### What to do
How many lines of the data include the string "mobile"? State the number and nothing else.

### Exercise data

────────────────────────────────────────

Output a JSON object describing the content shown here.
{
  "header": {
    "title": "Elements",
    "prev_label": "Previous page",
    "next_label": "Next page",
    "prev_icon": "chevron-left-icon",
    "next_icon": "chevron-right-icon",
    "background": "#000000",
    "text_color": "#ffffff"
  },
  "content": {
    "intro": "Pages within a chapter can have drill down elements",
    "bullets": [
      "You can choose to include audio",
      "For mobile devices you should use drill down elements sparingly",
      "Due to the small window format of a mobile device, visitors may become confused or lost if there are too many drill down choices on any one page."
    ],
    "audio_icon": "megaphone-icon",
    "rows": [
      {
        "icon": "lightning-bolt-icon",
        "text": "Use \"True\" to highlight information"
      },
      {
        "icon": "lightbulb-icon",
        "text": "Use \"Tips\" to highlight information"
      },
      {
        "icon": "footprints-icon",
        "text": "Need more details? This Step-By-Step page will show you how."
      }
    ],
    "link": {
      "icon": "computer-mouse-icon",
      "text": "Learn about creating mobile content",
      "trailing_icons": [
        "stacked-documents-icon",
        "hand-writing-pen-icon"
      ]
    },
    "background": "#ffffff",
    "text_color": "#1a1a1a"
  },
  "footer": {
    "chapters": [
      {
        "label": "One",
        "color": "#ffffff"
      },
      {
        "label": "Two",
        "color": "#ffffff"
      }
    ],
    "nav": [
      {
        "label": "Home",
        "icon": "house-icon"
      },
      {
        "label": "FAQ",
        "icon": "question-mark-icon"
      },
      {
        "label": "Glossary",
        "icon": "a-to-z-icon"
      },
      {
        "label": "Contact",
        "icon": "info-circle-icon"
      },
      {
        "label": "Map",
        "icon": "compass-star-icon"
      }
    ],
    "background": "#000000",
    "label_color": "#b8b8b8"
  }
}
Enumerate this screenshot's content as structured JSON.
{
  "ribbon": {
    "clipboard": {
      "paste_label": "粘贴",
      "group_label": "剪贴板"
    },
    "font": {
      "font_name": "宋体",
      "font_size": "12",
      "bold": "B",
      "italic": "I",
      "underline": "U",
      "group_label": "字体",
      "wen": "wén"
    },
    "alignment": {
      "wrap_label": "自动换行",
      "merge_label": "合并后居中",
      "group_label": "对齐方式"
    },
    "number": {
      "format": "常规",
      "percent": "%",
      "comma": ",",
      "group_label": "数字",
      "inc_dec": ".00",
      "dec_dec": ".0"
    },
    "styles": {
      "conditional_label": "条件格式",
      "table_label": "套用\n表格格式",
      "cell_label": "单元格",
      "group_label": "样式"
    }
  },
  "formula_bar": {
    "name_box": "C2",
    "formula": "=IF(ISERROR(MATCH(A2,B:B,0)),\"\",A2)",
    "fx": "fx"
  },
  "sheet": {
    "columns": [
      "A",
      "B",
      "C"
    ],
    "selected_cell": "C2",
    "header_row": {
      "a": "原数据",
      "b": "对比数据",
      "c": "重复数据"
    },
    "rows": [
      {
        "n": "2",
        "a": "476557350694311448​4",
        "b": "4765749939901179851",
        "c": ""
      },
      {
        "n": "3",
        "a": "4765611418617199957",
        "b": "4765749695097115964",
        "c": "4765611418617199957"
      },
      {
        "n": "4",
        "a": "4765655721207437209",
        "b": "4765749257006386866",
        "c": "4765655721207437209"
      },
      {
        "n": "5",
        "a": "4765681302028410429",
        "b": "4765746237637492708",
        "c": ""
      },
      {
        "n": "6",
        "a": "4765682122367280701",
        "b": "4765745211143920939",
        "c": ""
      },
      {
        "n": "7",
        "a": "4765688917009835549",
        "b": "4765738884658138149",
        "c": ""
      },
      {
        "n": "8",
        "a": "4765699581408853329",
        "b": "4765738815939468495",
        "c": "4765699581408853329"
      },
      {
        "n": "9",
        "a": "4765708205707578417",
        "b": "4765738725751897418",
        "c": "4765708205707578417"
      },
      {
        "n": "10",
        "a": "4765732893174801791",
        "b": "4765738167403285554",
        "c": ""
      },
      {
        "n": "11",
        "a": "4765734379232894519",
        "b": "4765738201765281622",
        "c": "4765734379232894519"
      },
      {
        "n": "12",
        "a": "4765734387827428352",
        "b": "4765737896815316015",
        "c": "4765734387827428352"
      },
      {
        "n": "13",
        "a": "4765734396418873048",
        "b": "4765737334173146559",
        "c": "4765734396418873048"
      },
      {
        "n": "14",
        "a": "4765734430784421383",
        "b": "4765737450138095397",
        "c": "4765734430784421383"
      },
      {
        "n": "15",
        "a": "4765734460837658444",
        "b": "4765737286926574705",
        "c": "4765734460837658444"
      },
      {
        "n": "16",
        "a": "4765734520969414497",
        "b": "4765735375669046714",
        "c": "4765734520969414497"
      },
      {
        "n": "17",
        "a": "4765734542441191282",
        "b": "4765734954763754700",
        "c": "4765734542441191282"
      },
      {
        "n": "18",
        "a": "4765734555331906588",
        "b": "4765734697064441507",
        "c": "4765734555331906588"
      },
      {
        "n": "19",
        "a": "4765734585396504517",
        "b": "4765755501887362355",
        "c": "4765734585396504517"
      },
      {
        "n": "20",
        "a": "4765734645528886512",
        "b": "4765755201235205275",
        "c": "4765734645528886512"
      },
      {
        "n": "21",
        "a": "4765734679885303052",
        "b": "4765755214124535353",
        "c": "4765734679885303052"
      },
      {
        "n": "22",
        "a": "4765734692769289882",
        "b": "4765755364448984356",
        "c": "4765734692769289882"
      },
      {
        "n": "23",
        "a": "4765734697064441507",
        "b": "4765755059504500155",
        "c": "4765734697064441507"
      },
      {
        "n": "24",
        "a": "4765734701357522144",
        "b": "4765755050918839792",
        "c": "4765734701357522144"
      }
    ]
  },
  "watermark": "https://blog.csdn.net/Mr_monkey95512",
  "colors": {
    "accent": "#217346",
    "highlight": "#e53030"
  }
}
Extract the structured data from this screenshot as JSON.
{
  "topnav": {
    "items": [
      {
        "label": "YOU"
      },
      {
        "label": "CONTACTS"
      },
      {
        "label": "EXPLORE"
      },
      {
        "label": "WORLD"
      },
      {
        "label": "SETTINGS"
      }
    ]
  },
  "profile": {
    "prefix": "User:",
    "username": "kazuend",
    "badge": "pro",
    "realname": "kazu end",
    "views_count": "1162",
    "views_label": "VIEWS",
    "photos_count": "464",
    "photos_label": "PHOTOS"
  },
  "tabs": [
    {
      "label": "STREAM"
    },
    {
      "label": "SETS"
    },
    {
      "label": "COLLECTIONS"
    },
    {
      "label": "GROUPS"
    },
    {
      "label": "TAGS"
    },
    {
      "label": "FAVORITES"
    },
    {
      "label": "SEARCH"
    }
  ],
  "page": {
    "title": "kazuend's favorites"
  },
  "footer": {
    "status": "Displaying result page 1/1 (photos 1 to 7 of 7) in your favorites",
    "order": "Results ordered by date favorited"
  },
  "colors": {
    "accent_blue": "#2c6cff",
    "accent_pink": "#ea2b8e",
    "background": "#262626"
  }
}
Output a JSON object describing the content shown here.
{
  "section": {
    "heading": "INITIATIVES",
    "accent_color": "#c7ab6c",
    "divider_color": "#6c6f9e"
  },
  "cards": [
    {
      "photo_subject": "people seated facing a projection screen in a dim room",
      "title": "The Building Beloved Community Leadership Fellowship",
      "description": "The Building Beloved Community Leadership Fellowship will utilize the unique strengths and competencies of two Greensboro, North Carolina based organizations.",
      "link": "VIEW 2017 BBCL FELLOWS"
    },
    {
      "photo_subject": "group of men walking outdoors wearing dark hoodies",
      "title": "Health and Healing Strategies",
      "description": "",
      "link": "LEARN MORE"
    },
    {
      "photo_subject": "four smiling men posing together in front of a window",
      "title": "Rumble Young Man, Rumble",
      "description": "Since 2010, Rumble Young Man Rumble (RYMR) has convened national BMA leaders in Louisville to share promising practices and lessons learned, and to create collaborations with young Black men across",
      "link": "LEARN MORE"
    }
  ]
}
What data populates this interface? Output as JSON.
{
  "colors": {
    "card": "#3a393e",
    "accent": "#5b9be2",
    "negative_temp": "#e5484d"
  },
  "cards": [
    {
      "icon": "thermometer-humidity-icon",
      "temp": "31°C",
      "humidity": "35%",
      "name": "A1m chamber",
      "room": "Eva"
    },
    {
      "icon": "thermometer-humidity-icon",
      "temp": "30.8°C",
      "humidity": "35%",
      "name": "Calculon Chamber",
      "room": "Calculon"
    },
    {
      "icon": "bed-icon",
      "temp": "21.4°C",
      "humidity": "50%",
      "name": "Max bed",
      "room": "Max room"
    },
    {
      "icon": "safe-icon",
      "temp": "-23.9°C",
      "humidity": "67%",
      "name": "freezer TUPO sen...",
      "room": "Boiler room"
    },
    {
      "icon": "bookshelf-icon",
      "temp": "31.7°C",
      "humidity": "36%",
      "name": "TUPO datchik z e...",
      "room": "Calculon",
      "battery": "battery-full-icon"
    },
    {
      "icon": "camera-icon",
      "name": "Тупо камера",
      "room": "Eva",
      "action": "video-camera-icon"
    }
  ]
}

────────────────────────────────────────

### Solution
3